“I know I can be a free agent next year, but that has never passed through my mind,” Cespedes told reporters. “I came here to play my three years with the Mets, and I hope God will give me the opportunity for them to re-sign after that.

“I had several offers, but sincerely, I just wanted to come back to the Mets. … I just want to be with this team. Hopefully, at the end of my three years I will have performed very well and they will give me an extension. I love it here.”

 

Feb 20

I’m Liking How Mets Are Protecting Pitchers Early

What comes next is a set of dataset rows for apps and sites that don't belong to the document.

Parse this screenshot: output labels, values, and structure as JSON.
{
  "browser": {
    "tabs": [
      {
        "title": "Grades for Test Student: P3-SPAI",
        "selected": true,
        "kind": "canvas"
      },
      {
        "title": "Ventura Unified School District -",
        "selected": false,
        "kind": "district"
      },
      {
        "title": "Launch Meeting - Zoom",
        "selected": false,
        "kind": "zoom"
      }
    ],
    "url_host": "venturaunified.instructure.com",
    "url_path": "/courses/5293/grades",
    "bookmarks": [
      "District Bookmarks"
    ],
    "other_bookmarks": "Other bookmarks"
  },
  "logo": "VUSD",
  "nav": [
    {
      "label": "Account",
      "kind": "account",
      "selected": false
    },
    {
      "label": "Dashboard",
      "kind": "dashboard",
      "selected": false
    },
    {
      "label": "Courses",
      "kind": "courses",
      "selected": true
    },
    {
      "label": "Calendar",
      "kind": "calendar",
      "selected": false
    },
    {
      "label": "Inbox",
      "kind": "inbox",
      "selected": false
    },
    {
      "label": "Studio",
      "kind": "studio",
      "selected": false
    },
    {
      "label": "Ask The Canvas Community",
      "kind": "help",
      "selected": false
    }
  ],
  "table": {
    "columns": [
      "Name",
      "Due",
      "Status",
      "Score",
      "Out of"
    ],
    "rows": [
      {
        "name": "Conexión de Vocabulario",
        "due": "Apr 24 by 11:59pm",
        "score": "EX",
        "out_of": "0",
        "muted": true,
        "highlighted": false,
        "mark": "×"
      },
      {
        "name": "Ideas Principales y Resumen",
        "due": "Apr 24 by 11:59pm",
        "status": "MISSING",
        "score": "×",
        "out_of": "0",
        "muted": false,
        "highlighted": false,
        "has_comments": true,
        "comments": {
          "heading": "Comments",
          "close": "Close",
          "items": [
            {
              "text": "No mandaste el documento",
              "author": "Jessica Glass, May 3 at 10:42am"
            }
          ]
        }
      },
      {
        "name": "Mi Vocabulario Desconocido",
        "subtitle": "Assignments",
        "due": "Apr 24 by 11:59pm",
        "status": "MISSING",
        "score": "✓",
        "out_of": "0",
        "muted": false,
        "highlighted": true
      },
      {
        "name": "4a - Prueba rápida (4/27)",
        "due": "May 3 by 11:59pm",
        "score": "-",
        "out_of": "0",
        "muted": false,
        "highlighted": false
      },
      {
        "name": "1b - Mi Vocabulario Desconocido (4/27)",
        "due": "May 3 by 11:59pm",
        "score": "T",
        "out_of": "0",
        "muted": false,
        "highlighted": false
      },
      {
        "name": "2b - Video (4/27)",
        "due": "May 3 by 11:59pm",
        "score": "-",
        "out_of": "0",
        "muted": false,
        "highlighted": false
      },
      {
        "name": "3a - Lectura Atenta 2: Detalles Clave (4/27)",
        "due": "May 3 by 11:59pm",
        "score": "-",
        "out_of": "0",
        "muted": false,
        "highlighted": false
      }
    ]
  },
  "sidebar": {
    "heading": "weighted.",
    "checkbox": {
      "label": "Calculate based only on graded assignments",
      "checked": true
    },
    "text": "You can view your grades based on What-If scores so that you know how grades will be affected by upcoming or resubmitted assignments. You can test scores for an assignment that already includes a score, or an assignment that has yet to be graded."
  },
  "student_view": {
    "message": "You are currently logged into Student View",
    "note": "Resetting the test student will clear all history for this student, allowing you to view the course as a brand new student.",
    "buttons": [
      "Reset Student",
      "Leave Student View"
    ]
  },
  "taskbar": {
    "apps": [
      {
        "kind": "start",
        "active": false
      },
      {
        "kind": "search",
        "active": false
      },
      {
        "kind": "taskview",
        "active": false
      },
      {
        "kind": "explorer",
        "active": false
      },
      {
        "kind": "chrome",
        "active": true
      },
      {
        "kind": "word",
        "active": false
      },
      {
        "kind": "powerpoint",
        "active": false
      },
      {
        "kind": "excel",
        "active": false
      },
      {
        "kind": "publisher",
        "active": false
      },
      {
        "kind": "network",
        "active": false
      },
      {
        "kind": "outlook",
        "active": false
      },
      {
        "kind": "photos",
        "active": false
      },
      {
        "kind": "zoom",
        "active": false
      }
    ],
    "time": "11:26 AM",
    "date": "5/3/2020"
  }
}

The Mets are starting early this spring in protecting their young rotation. They eliminated any speculation as to what they will do with the announcement they won’t use their starters for the first five exhibition games.

They’ll still get their work in, but they’ll shave off a couple of innings they’ll work in spring training. Traditionally, each starter in the rotation should get 30 innings and work themselves up to 100 pitches by Opening Day.

“We’re addressing it just by what we do this spring,” pitching coach Dan Warthen told reporters in Port St Lucie. “We will probably cut down four or five innings on almost everybody in the spring. … We’ll still try to get to where they’re close to 100 pitches to open the season.”

Warthen said the first game for a projected starter will be March 8 when the Mets play the Braves in Orlando. Warthen indicated the decision to skip the first week is a reaction to the Mets making the World Series, which necessitated the young pitchers to work an extra month. All those young arms reached career highs in innings pitched, some by as many as 60 innings as in the case with Noah Syndergaard.

Then there was Matt Harvey, who started the season projected to throw 180 innings and wound up with 216.

The Mets aren’t expecting anything less this summer.

Feb 18

DeGrom: Winning World Series The Goal For Mets

How can you not like Jacob deGrom? Not only is he good at what he does, but he’s also not afraid to show us he has true “Met colors.’’

DeGROM: World Series or bust.  (GETTY)

DeGROM: World Series or bust. (GETTY)

He was the first of the Mets’ dynamic rotation to express a willingness, perhaps even an eagerness, to embrace signing a long-term contract with the team. Matt Harvey did it the other day when he showed up at camp with a $150,000 sports car, but he wasn’t the first and I have this haunting feeling it was to be politically correct.

Then deGrom openly spoke of the World Series. In my list of Mets questions posed yesterday, the first was what did they learn from the experience. If deGrom’s words are any indication, the most important thing they learned is the desire to return. And, to be clear, getting there isn’t enough.

“I think there is more expectations this year,’’ deGrom told reporters in Port St. Lucie. “We expect to make it back to the World Series and win it this time. That’s everybody’s goal here.’’

It will be a challenge, because they have never won consecutive division titles in their history. They have the guns, and it appears the yearning of making this the first time.